El Paso mayor Oscar Leeser has declared a state of emergency as unlawful migrants have overwhelmed local border patrol and law enforcement personnel.
In recent weeks, Leeser had resisted making a declaration, but he said in a Saturday press conference that the sight of scores of unlawful migrants sleeping on the downtown streets in recent days with temperatures dipping below freezing pushed him to make the decision.
“That’s not the way we want to treat people and by calling a state of an emergency it gives us the ability today to be able to do what we couldn’t do until we called it,” Leeser said.
“I said from the beginning that I would call it when I felt that either our asylum seekers or community were not safe,” Leeser added.
The mayor spent most of Saturday in conference calls with the county, state, and federal counterparts, setting the stage for the emergency declaration.
El Paso Deputy City Manager Mario D’Agostino said declaring a state of emergency will allow the city more flexibility in operating more extensive sheltering operations and providing additional transportation for moving unlawful migrants to other locations.
The request includes asking for additional staff to ensure feeding and housing operations, additional busing operations, and additional law enforcement personnel to help ensure the safety of residents and unlawful migrants.
“It’s for the safety of themselves … community members and everyone involved,” D’Agostino said.
The move was also motivated by the expected expiration of Title 42 on December 21, a policy that reduced the number of unlawful migrants the U.S. would allow due to the COVID-19 pandemic.
However, late Monday, Supreme Court Chief Justice John Roberts temporarily blocked the Biden administration from ending the pandemic-era immigration policy.
Nineteen Republican states, including Texas, had sued to keep the Title 42 rules in place after the Biden administration moved to revoke them. On Friday, a federal appeals court allowed the policy’s expiration date to stand.
The 19 states requested an emergency appeal at the Supreme Court on Monday, which was granted by Chief Justice Roberts. The chief justice ordered the Biden administration to respond to the appeal from the states by 5 p.m. ET Tuesday.

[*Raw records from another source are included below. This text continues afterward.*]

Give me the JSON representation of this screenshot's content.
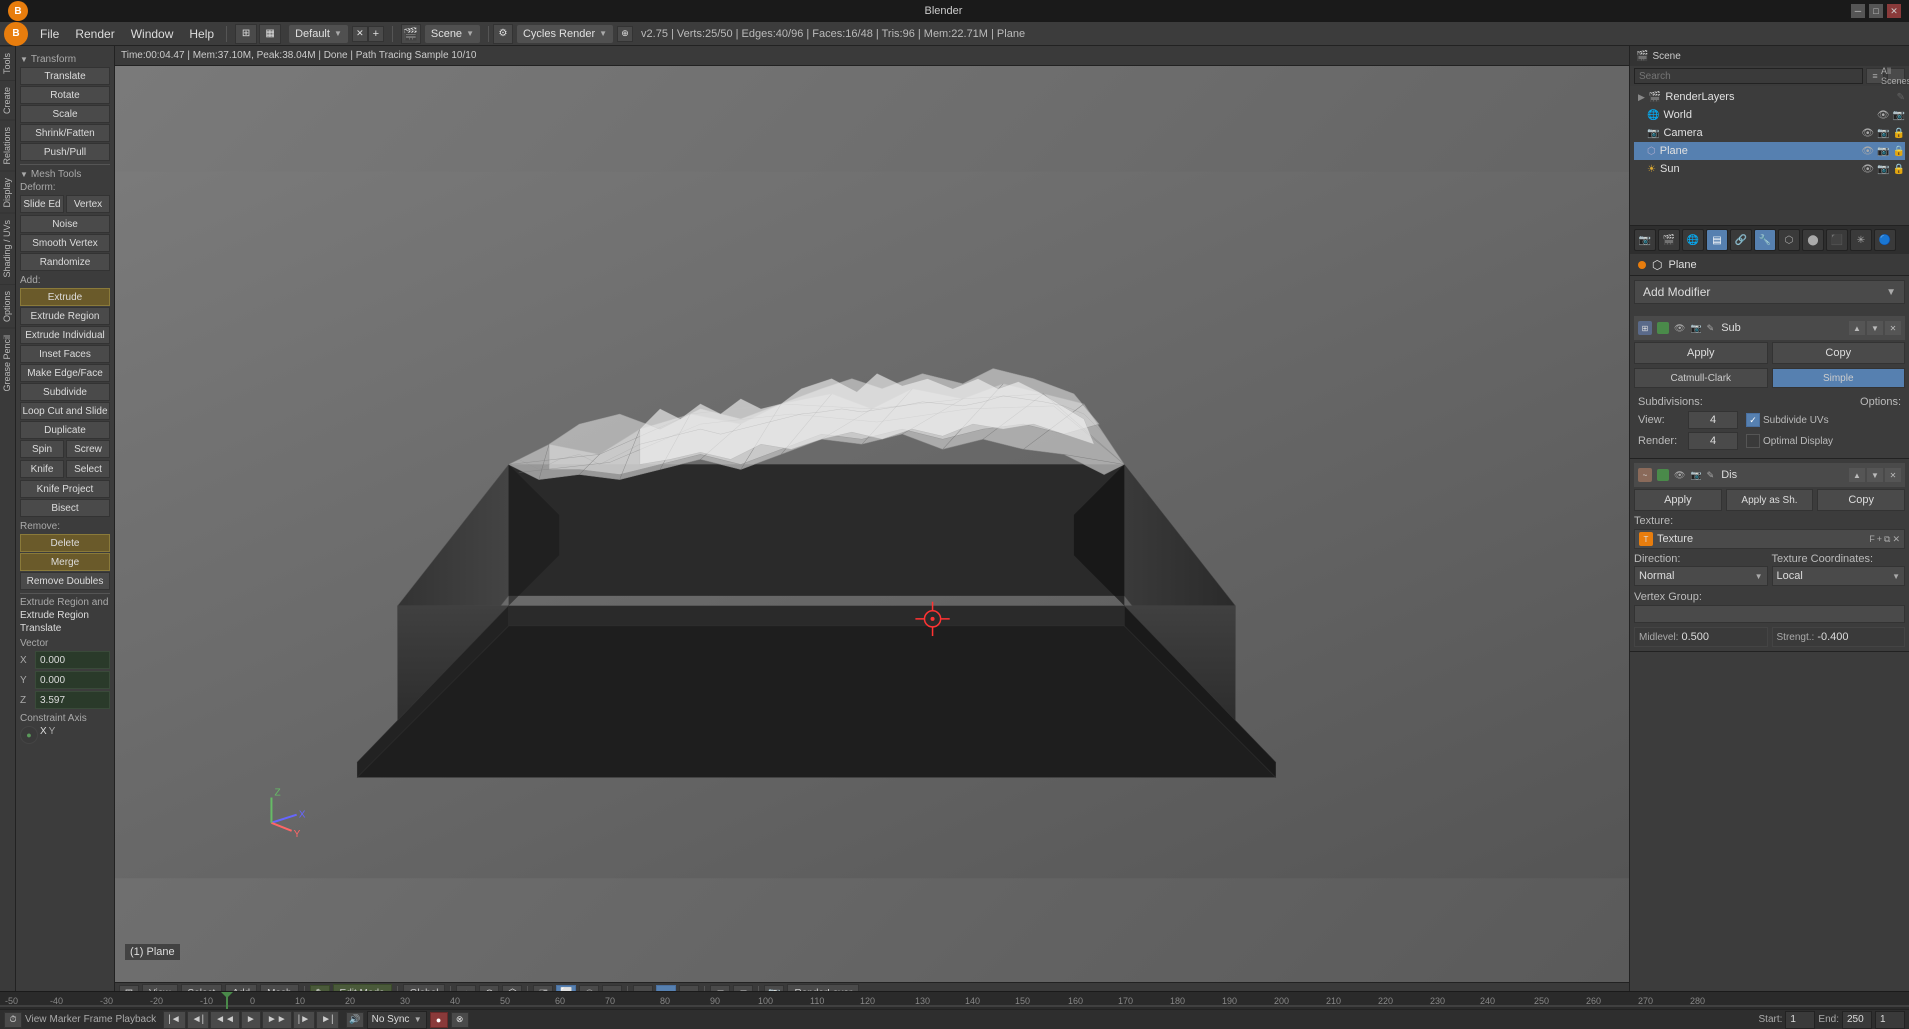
{
  "titlebar": {
    "title": "Blender"
  },
  "menubar": {
    "items": [
      "File",
      "Render",
      "Window",
      "Help"
    ],
    "workspace": "Default",
    "scene": "Scene",
    "engine": "Cycles Render",
    "status": "v2.75 | Verts:25/50 | Edges:40/96 | Faces:16/48 | Tris:96 | Mem:22.71M | Plane"
  },
  "viewport": {
    "status_line": "Time:00:04.47 | Mem:37.10M, Peak:38.04M | Done | Path Tracing Sample 10/10",
    "object_name": "(1) Plane",
    "mode": "Edit Mode",
    "pivot": "Global",
    "render_layer": "RenderLayer"
  },
  "tools": {
    "transform_section": "Transform",
    "transform_tools": [
      "Translate",
      "Rotate",
      "Scale",
      "Shrink/Fatten",
      "Push/Pull"
    ],
    "mesh_tools_section": "Mesh Tools",
    "deform_label": "Deform:",
    "deform_tools": [
      "Slide Ed",
      "Vertex",
      "Noise",
      "Smooth Vertex",
      "Randomize"
    ],
    "add_label": "Add:",
    "add_tools": [
      "Extrude",
      "Extrude Region",
      "Extrude Individual",
      "Inset Faces",
      "Make Edge/Face",
      "Subdivide",
      "Loop Cut and Slide",
      "Duplicate"
    ],
    "spin_label": "Spin",
    "screw_label": "Screw",
    "knife_label": "Knife",
    "select_label": "Select",
    "knife_project_label": "Knife Project",
    "bisect_label": "Bisect",
    "remove_label": "Remove:",
    "delete_label": "Delete",
    "merge_label": "Merge",
    "remove_doubles_label": "Remove Doubles",
    "extrude_info": "Extrude Region and",
    "extrude_region": "Extrude Region",
    "translate_label": "Translate",
    "vector_label": "Vector",
    "x_val": "0.000",
    "y_val": "0.000",
    "z_val": "3.597",
    "constraint_axis": "Constraint Axis",
    "axis_x": "X",
    "axis_y": "Y"
  },
  "outliner": {
    "title": "Scene",
    "items": [
      {
        "name": "RenderLayers",
        "type": "renderlayers",
        "indent": 0
      },
      {
        "name": "World",
        "type": "world",
        "indent": 0
      },
      {
        "name": "Camera",
        "type": "camera",
        "indent": 0
      },
      {
        "name": "Plane",
        "type": "mesh",
        "indent": 0,
        "selected": true
      },
      {
        "name": "Sun",
        "type": "light",
        "indent": 0
      }
    ]
  },
  "properties": {
    "object_name": "Plane",
    "add_modifier_label": "Add Modifier",
    "modifiers": [
      {
        "name": "Sub",
        "type": "subsurf",
        "apply_label": "Apply",
        "copy_label": "Copy",
        "catmull_label": "Catmull-Clark",
        "simple_label": "Simple",
        "subdivisions_label": "Subdivisions:",
        "options_label": "Options:",
        "view_label": "View:",
        "view_value": "4",
        "render_label": "Render:",
        "render_value": "4",
        "subdivide_uvs_label": "Subdivide UVs",
        "optimal_display_label": "Optimal Display"
      },
      {
        "name": "Dis",
        "type": "displace",
        "apply_label": "Apply",
        "apply_as_sh_label": "Apply as Sh.",
        "copy_label": "Copy",
        "texture_label": "Texture:",
        "texture_name": "Texture",
        "direction_label": "Direction:",
        "direction_value": "Normal",
        "texture_coords_label": "Texture Coordinates:",
        "texture_coords_value": "Local",
        "vertex_group_label": "Vertex Group:",
        "midlevel_label": "Midlevel:",
        "midlevel_value": "0.500",
        "strength_label": "Strengt.:",
        "strength_value": "-0.400"
      }
    ]
  },
  "bottom_toolbar": {
    "view_label": "View",
    "select_label": "Select",
    "add_label": "Add",
    "mesh_label": "Mesh",
    "mode_label": "Edit Mode",
    "pivot_label": "Global",
    "render_layer_label": "RenderLayer"
  },
  "frame_controls": {
    "start_label": "Start:",
    "start_value": "1",
    "end_label": "End:",
    "end_value": "250",
    "current_frame": "1",
    "sync_label": "No Sync"
  },
  "icons": {
    "arrow_down": "▼",
    "arrow_right": "▶",
    "check": "✓",
    "close": "✕",
    "eye": "👁",
    "camera_icon": "📷",
    "mesh_icon": "⬡",
    "light_icon": "💡",
    "world_icon": "🌐"
  }
}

The order puts on hold what many feared would be a new influx of unlawful migrants on the southern border, but it does not necessarily signal which way the high court is leaning on broader questions about the policy. The court will likely issue another order sometime in the next few days.
With the expected surge, D’Agostino said additional state resources would be crucial to ensure enough space to shelter those who cannot fund their own transportation out of the city.
Mayor Leeser noted that one factor preventing him from declaring a state of emergency earlier was that he did not want to concede control of city facilities to Gov. Greg Abbott.
But Leeser said that Gov. Abbott assured him that he would not take over any city operation without first conferring with the mayor’s office.
“He said, ‘Mayor, I’m going to tell you something. We will never do anything without talking to you first, and we won’t impose anything without talking to you first,'” Leeser said.
Leeser also highlighted Texas State Sen. Cesar Blanco (D-El Paso), calling him “instrumental” in working with state officials.
“The situation has superseded our local governments’ capacity and with Title 42 set to expire next week, the demand for resources is elevated,” Blanco said. “I support the city of El Paso’s Declaration of Disaster to activate a whole-of-government approach to addressing this unprecedented crisis.”